When I was a teenager in the 1950’s, rock and roll was catching the attention of most of my contemporaries. I wasn’t immune to its attraction, but while I kept an eye on what was happening in that area I was also beginning to form my lifelong affection for the type of big band music that had risen to popularity decades earlier.
One day while listening to a new compilation album of big band music, I was surprised to discover a song that almost seemed to combine the two genres. Expecting to hear something closer to what I’d come to expect from the big bands, I instead heard a wild, infectiously bouncy vocal romp that was sort of like rock and roll — and more specifically, rock and roll with a R&B flavor. It was being performed by someone new to me – Louis Jordan – and he and his group were doing “Caldonia.”
It turned out that Louis Jordan was something special; not only a saxophonist and sometimes vocalist in many of the big-name bands, but also a seminal influence in what came to be modern R&B music. In later years, even Ray Charles named him as a major inspiration (and hooked up with Jordan in a number of projects).
His early years mirrored those of many other musicians of the day. A musical education at Arkansas Baptist College helped prepare him for the big time, and in the early 1930’s he moved to Philadelphia to be closer to the Eastern music scene. He found work that led eventually to his popular appearances with the Chick Webb band, where he developed his vocal style.
Later in the decade he formed his own group – the Elks Rendezvous Band – and began a solid career as leader and headliner. Later he renamed the group the Tympany Five, and its lively music was enormously popular through the war years and beyond. Hits included “G.I. Jive,” “Ain’t Nobody Here but Us Chickens,” “Choo Choo Ch’ Boogie,” “Saturday Night Fish Fry,” and many others.
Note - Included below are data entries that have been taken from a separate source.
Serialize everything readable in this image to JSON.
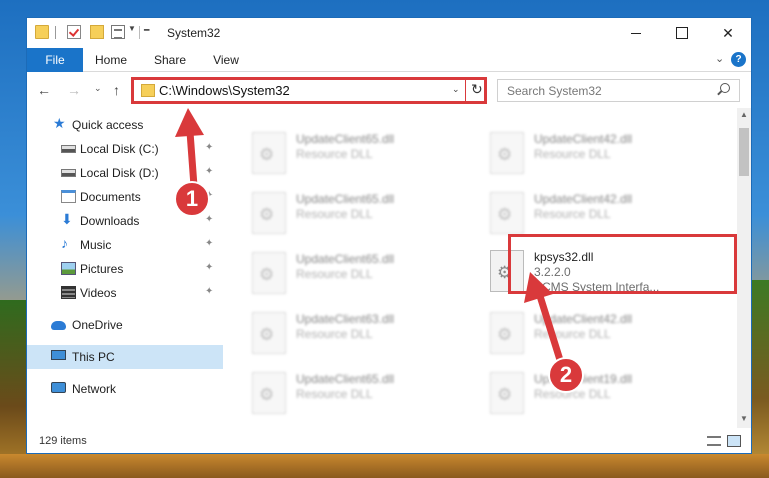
{
  "window": {
    "title": "System32",
    "minimize_icon": "minimize-icon",
    "maximize_icon": "maximize-icon",
    "close_label": "✕"
  },
  "ribbon": {
    "tabs": [
      "File",
      "Home",
      "Share",
      "View"
    ],
    "chevron": "⌄",
    "help": "?"
  },
  "address_bar": {
    "path": "C:\\Windows\\System32",
    "dropdown": "⌄",
    "refresh": "↻"
  },
  "nav": {
    "back": "←",
    "forward": "→",
    "recent": "⌄",
    "up": "↑"
  },
  "search": {
    "placeholder": "Search System32"
  },
  "sidebar": {
    "items": [
      {
        "label": "Quick access",
        "icon": "star-icon"
      },
      {
        "label": "Local Disk (C:)",
        "icon": "drive-icon",
        "pinned": true
      },
      {
        "label": "Local Disk (D:)",
        "icon": "drive-icon",
        "pinned": true
      },
      {
        "label": "Documents",
        "icon": "documents-icon",
        "pinned": true
      },
      {
        "label": "Downloads",
        "icon": "download-icon",
        "pinned": true
      },
      {
        "label": "Music",
        "icon": "music-icon",
        "pinned": true
      },
      {
        "label": "Pictures",
        "icon": "pictures-icon",
        "pinned": true
      },
      {
        "label": "Videos",
        "icon": "video-icon",
        "pinned": true
      },
      {
        "label": "OneDrive",
        "icon": "cloud-icon"
      },
      {
        "label": "This PC",
        "icon": "computer-icon",
        "selected": true
      },
      {
        "label": "Network",
        "icon": "network-icon"
      }
    ],
    "pin_glyph": "📌"
  },
  "files": {
    "blurred": [
      {
        "name": "UpdateClient65.dll",
        "type": "Resource DLL"
      },
      {
        "name": "UpdateClient42.dll",
        "type": "Resource DLL"
      },
      {
        "name": "UpdateClient65.dll",
        "type": "Resource DLL"
      },
      {
        "name": "UpdateClient42.dll",
        "type": "Resource DLL"
      },
      {
        "name": "UpdateClient65.dll",
        "type": "Resource DLL"
      },
      {
        "name": "UpdateClient63.dll",
        "type": "Resource DLL"
      },
      {
        "name": "UpdateClient42.dll",
        "type": "Resource DLL"
      },
      {
        "name": "UpdateClient65.dll",
        "type": "Resource DLL"
      },
      {
        "name": "UpdateClient19.dll",
        "type": "Resource DLL"
      }
    ],
    "highlighted": {
      "name": "kpsys32.dll",
      "version": "3.2.2.0",
      "description": "KCMS System Interfa..."
    }
  },
  "status": {
    "item_count": "129 items"
  },
  "callouts": {
    "step1": "1",
    "step2": "2",
    "color": "#d9393b"
  }
}
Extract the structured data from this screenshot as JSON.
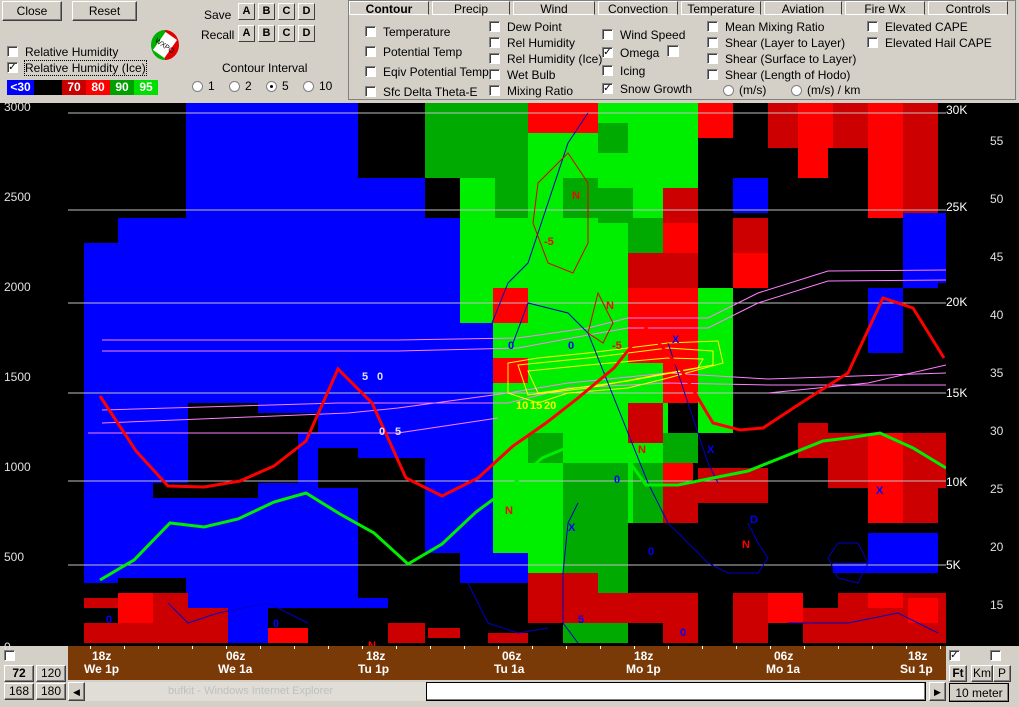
{
  "toolbar": {
    "close_label": "Close",
    "reset_label": "Reset",
    "save_label": "Save",
    "recall_label": "Recall",
    "slots": [
      "A",
      "B",
      "C",
      "D"
    ],
    "rh_label": "Relative Humidity",
    "rh_ice_label": "Relative Humidity (Ice)",
    "rh_ice_checked": true,
    "contour_interval_label": "Contour Interval",
    "contour_interval_options": [
      "1",
      "2",
      "5",
      "10"
    ],
    "contour_interval_selected": "5"
  },
  "legend": [
    {
      "text": "<30",
      "bg": "#0000ff",
      "fg": "#ffffff"
    },
    {
      "text": "",
      "bg": "#000000",
      "fg": "#ffffff"
    },
    {
      "text": "70",
      "bg": "#c80000",
      "fg": "#ffffff"
    },
    {
      "text": "80",
      "bg": "#ff0000",
      "fg": "#ffffff"
    },
    {
      "text": "90",
      "bg": "#00a000",
      "fg": "#ffffff"
    },
    {
      "text": "95",
      "bg": "#00e000",
      "fg": "#ffffff"
    }
  ],
  "tabs": [
    {
      "label": "Contour",
      "active": true
    },
    {
      "label": "Precip",
      "active": false
    },
    {
      "label": "Wind",
      "active": false
    },
    {
      "label": "Convection",
      "active": false
    },
    {
      "label": "Temperature",
      "active": false
    },
    {
      "label": "Aviation",
      "active": false
    },
    {
      "label": "Fire Wx",
      "active": false
    },
    {
      "label": "Controls",
      "active": false
    }
  ],
  "contour_options": {
    "col1": [
      {
        "label": "Temperature",
        "checked": false
      },
      {
        "label": "Potential Temp",
        "checked": false
      },
      {
        "label": "Eqiv Potential Temp",
        "checked": false
      },
      {
        "label": "Sfc Delta Theta-E",
        "checked": false
      }
    ],
    "col2": [
      {
        "label": "Dew Point",
        "checked": false
      },
      {
        "label": "Rel Humidity",
        "checked": false
      },
      {
        "label": "Rel Humidity (Ice)",
        "checked": false
      },
      {
        "label": "Wet Bulb",
        "checked": false
      },
      {
        "label": "Mixing Ratio",
        "checked": false
      }
    ],
    "col3": [
      {
        "label": "Wind Speed",
        "checked": false
      },
      {
        "label": "Omega",
        "checked": true
      },
      {
        "label": "Icing",
        "checked": false
      },
      {
        "label": "Snow Growth",
        "checked": true
      }
    ],
    "col4": [
      {
        "label": "Mean Mixing Ratio",
        "checked": false
      },
      {
        "label": "Shear (Layer to Layer)",
        "checked": false
      },
      {
        "label": "Shear (Surface to Layer)",
        "checked": false
      },
      {
        "label": "Shear (Length of Hodo)",
        "checked": false
      }
    ],
    "shear_units": [
      "(m/s)",
      "(m/s) / km"
    ],
    "col5": [
      {
        "label": "Elevated CAPE",
        "checked": false
      },
      {
        "label": "Elevated Hail CAPE",
        "checked": false
      }
    ]
  },
  "chart_data": {
    "type": "heatmap",
    "title": "",
    "left_axis_ticks": [
      "3000",
      "2500",
      "2000",
      "1500",
      "1000",
      "500",
      "0"
    ],
    "right_height_labels": [
      "30K",
      "25K",
      "20K",
      "15K",
      "10K",
      "5K"
    ],
    "right_axis_ticks": [
      "55",
      "50",
      "45",
      "40",
      "35",
      "30",
      "25",
      "20",
      "15"
    ],
    "time_labels": [
      {
        "z": "18z",
        "day": "We 1p"
      },
      {
        "z": "06z",
        "day": "We 1a"
      },
      {
        "z": "18z",
        "day": "Tu 1p"
      },
      {
        "z": "06z",
        "day": "Tu 1a"
      },
      {
        "z": "18z",
        "day": "Mo 1p"
      },
      {
        "z": "06z",
        "day": "Mo 1a"
      },
      {
        "z": "18z",
        "day": "Su 1p"
      }
    ],
    "contour_labels": [
      "N",
      "-5",
      "N",
      "-5",
      "0",
      "0",
      "5",
      "0",
      "10",
      "15",
      "20",
      "0",
      "5",
      "N",
      "N",
      "X",
      "X",
      "X",
      "X",
      "0",
      "D",
      "N",
      "0",
      "0",
      "0",
      "5",
      "0",
      "0",
      "N"
    ]
  },
  "bottom": {
    "hour_buttons": [
      "72",
      "120",
      "168",
      "180"
    ],
    "unit_buttons": [
      "Ft",
      "Km",
      "P"
    ],
    "meter_label": "10 meter",
    "taskbar_text": "bufkit - Windows Internet Explorer"
  }
}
As the years passed, he occasionally tried a bigger band, but his success was built on his smaller groups. That’s where he concentrated most of his efforts, and for many years he virtually owned the R&B charts. Even when rock and roll began to come to the forefront, he found that his style translated pretty well to what the kids wanted. He even generated an album called Rock -N- Roll Call and worked with Quincy Jones on another project.
Although he wasn’t heard from too often during the next decade or so, he was respected by many of the younger artists and continued finding plenty of opportunities to play. He died in 1975 and soon faded from the memory of most modern music fans, but his star rose again a few years back when much of his music was featured in the musical Five Guys Named Moe.